*About this exercise*.
What lines in the data hold the string "background"? Show them.

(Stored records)
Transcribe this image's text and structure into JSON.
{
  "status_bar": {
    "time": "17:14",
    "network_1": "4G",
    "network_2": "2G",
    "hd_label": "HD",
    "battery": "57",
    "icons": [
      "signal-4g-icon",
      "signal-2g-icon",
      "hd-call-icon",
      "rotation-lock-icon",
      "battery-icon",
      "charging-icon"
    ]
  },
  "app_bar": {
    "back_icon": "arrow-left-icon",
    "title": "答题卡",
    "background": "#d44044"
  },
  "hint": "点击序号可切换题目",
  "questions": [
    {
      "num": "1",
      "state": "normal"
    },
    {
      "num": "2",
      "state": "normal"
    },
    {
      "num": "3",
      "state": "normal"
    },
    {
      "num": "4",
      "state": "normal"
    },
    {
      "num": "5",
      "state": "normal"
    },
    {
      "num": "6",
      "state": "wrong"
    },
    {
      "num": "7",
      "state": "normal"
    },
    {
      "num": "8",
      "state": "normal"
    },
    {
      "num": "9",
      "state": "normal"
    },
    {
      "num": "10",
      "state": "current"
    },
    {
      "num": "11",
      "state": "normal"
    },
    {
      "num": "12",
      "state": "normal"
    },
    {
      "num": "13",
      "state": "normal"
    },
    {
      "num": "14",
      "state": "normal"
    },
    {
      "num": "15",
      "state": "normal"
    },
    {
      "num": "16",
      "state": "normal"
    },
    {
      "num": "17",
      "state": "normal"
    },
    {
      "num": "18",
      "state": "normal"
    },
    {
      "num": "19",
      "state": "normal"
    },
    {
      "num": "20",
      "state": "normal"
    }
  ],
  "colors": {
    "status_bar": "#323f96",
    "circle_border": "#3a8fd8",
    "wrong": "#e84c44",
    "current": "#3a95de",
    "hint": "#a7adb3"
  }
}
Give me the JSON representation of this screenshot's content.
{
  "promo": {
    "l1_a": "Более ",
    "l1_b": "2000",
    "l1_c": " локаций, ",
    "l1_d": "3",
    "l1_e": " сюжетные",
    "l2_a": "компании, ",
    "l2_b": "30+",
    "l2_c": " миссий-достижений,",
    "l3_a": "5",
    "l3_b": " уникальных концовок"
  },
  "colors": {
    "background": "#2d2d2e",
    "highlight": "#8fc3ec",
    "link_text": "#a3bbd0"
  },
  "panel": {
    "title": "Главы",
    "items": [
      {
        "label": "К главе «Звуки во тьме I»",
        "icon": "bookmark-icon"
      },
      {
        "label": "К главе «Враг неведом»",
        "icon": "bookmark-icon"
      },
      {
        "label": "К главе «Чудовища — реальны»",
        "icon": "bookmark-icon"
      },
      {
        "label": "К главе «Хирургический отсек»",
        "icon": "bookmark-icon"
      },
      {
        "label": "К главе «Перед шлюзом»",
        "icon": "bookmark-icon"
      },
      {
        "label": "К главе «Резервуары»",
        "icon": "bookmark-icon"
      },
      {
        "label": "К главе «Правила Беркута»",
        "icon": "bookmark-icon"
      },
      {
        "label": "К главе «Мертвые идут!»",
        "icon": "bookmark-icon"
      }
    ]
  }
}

*Result of this task*.
    "background": "#d44044"
    "background": "#2d2d2e",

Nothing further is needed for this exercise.